## WHAT YOU ARE ASKED TO DO
Exact copies of all the records are the expected output.

+-------+

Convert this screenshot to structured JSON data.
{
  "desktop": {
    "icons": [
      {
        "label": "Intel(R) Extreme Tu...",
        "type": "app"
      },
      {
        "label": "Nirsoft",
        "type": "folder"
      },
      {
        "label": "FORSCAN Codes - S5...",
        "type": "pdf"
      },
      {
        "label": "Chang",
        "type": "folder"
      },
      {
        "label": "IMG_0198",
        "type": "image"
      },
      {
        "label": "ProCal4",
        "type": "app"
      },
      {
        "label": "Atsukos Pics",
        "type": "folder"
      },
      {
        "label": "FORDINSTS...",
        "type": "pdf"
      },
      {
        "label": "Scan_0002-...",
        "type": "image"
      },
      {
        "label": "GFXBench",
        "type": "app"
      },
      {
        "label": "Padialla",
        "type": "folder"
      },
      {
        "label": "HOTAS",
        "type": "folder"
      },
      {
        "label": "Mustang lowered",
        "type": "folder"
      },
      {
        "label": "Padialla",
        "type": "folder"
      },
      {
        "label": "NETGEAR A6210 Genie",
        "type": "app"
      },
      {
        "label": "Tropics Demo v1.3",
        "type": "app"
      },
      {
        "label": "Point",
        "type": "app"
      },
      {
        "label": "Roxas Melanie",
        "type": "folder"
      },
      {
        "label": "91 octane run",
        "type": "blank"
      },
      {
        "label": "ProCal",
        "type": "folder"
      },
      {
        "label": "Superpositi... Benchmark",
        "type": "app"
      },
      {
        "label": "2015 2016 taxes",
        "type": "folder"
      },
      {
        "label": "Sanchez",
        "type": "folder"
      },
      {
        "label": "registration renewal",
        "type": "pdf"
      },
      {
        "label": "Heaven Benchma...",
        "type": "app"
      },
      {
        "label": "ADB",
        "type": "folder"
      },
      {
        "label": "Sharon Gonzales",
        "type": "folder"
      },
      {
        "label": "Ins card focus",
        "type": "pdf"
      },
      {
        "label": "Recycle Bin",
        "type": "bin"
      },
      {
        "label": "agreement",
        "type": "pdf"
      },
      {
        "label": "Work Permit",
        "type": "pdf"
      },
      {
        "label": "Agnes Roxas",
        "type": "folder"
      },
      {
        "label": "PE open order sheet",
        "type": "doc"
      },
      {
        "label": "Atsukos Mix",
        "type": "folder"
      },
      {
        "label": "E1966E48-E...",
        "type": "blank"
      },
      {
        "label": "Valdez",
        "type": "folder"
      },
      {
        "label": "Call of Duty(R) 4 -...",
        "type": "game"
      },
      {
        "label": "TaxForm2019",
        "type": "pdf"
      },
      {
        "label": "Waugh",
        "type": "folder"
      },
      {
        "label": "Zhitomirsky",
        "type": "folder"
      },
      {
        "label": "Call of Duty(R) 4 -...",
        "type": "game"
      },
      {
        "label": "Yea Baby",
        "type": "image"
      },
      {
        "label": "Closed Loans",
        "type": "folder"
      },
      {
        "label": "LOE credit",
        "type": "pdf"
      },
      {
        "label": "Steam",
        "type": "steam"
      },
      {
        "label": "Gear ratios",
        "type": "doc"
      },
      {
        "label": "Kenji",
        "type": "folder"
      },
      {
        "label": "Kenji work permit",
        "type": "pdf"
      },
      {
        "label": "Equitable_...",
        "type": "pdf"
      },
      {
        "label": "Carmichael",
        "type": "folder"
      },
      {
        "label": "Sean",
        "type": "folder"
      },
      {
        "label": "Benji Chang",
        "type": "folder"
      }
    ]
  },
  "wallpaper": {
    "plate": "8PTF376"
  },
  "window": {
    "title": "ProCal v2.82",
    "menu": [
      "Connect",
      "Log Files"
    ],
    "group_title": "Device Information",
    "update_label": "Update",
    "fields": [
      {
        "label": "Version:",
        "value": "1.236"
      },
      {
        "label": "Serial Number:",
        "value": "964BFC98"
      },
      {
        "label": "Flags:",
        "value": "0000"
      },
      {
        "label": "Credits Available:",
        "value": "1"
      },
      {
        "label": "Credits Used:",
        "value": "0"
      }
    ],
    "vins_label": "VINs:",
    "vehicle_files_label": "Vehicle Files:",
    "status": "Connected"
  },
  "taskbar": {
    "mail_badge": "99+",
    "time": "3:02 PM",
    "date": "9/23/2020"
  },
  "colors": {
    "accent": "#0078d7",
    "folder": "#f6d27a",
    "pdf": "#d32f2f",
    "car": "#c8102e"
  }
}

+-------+

## RESULT
Convert this screenshot to structured JSON data.
{
  "desktop": {
    "icons": [
      {
        "label": "Intel(R) Extreme Tu...",
        "type": "app"
      },
      {
        "label": "Nirsoft",
        "type": "folder"
      },
      {
        "label": "FORSCAN Codes - S5...",
        "type": "pdf"
      },
      {
        "label": "Chang",
        "type": "folder"
      },
      {
        "label": "IMG_0198",
        "type": "image"
      },
      {
        "label": "ProCal4",
        "type": "app"
      },
      {
        "label": "Atsukos Pics",
        "type": "folder"
      },
      {
        "label": "FORDINSTS...",
        "type": "pdf"
      },
      {
        "label": "Scan_0002-...",
        "type": "image"
      },
      {
        "label": "GFXBench",
        "type": "app"
      },
      {
        "label": "Padialla",
        "type": "folder"
      },
      {
        "label": "HOTAS",
        "type": "folder"
      },
      {
        "label": "Mustang lowered",
        "type": "folder"
      },
      {
        "label": "Padialla",
        "type": "folder"
      },
      {
        "label": "NETGEAR A6210 Genie",
        "type": "app"
      },
      {
        "label": "Tropics Demo v1.3",
        "type": "app"
      },
      {
        "label": "Point",
        "type": "app"
      },
      {
        "label": "Roxas Melanie",
        "type": "folder"
      },
      {
        "label": "91 octane run",
        "type": "blank"
      },
      {
        "label": "ProCal",
        "type": "folder"
      },
      {
        "label": "Superpositi... Benchmark",
        "type": "app"
      },
      {
        "label": "2015 2016 taxes",
        "type": "folder"
      },
      {
        "label": "Sanchez",
        "type": "folder"
      },
      {
        "label": "registration renewal",
        "type": "pdf"
      },
      {
        "label": "Heaven Benchma...",
        "type": "app"
      },
      {
        "label": "ADB",
        "type": "folder"
      },
      {
        "label": "Sharon Gonzales",
        "type": "folder"
      },
      {
        "label": "Ins card focus",
        "type": "pdf"
      },
      {
        "label": "Recycle Bin",
        "type": "bin"
      },
      {
        "label": "agreement",
        "type": "pdf"
      },
      {
        "label": "Work Permit",
        "type": "pdf"
      },
      {
        "label": "Agnes Roxas",
        "type": "folder"
      },
      {
        "label": "PE open order sheet",
        "type": "doc"
      },
      {
        "label": "Atsukos Mix",
        "type": "folder"
      },
      {
        "label": "E1966E48-E...",
        "type": "blank"
      },
      {
        "label": "Valdez",
        "type": "folder"
      },
      {
        "label": "Call of Duty(R) 4 -...",
        "type": "game"
      },
      {
        "label": "TaxForm2019",
        "type": "pdf"
      },
      {
        "label": "Waugh",
        "type": "folder"
      },
      {
        "label": "Zhitomirsky",
        "type": "folder"
      },
      {
        "label": "Call of Duty(R) 4 -...",
        "type": "game"
      },
      {
        "label": "Yea Baby",
        "type": "image"
      },
      {
        "label": "Closed Loans",
        "type": "folder"
      },
      {
        "label": "LOE credit",
        "type": "pdf"
      },
      {
        "label": "Steam",
        "type": "steam"
      },
      {
        "label": "Gear ratios",
        "type": "doc"
      },
      {
        "label": "Kenji",
        "type": "folder"
      },
      {
        "label": "Kenji work permit",
        "type": "pdf"
      },
      {
        "label": "Equitable_...",
        "type": "pdf"
      },
      {
        "label": "Carmichael",
        "type": "folder"
      },
      {
        "label": "Sean",
        "type": "folder"
      },
      {
        "label": "Benji Chang",
        "type": "folder"
      }
    ]
  },
  "wallpaper": {
    "plate": "8PTF376"
  },
  "window": {
    "title": "ProCal v2.82",
    "menu": [
      "Connect",
      "Log Files"
    ],
    "group_title": "Device Information",
    "update_label": "Update",
    "fields": [
      {
        "label": "Version:",
        "value": "1.236"
      },
      {
        "label": "Serial Number:",
        "value": "964BFC98"
      },
      {
        "label": "Flags:",
        "value": "0000"
      },
      {
        "label": "Credits Available:",
        "value": "1"
      },
      {
        "label": "Credits Used:",
        "value": "0"
      }
    ],
    "vins_label": "VINs:",
    "vehicle_files_label": "Vehicle Files:",
    "status": "Connected"
  },
  "taskbar": {
    "mail_badge": "99+",
    "time": "3:02 PM",
    "date": "9/23/2020"
  },
  "colors": {
    "accent": "#0078d7",
    "folder": "#f6d27a",
    "pdf": "#d32f2f",
    "car": "#c8102e"
  }
}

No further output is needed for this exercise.